I saw a recent survey that concluded that project managers are the most bored at work second only to legal employees. I had a similar conversation with my cousin a couple years ago. And similarly, I had another person tell me they found data analysis boring. On one hand, to each their own. Just because I enjoy something doesn’t mean other do as well. However, as I dug into each of these conversations, I realized there was a big difference between the work they were describing and the work that I perform under these same descriptors.
What is it that makes my kind of project management fun?
- I get to solve real business problems – As an implementation project manager, I get to make sure that the solution implemented meets the business goal, and delivers customer value. I am the facilitator of change in the organization. Yes, there are some tedious tasks that may come with this, like daily status calls, project status documents, task management. But these are small components, compared to the larger component of bridging the gap between the stakeholders, and ensuring the business users get their needs met.
- Big picture, small details – I get to do both. On one hand, it is my job to understand the big picture of my customer, of my company and then figuring out how to align all the small details to meet everyone’s goals. I am an advocate for the customer, and a feedback collector for my company. To deliver customer value, you really do need to be operating at both levels.
- I get to be the playmaker – Related to the first bullet, I get to drive us to the end goal. I have to figure out the different puzzle pieces, and figure out how to organize them, in order to create the beautiful picture at the end. Since this is a work in progress from the moment the contract is signed, some times I have draw and cut out the puzzles pieces on my own; other times I’m given a couple of boxes of mismatched pieces and told to sort it all out.

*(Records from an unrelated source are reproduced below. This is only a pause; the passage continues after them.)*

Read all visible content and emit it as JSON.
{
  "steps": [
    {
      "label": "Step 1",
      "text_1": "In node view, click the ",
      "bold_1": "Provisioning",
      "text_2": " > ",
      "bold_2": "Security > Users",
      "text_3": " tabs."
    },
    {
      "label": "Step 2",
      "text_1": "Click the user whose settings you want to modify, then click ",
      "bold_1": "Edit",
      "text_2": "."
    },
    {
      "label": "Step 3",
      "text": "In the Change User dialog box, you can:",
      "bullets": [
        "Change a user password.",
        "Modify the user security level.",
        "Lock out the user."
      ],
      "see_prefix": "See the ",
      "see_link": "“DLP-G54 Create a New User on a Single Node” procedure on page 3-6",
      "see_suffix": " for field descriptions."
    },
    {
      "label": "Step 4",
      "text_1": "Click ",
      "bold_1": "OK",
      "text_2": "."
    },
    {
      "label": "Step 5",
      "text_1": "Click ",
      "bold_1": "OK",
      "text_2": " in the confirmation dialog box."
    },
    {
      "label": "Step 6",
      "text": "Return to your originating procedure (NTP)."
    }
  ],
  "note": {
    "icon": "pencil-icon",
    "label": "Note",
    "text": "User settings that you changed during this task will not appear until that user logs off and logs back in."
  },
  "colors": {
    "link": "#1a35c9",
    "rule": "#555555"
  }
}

To me, project management is only as boring as you allow it to be. I thrive on figuring out the challenges.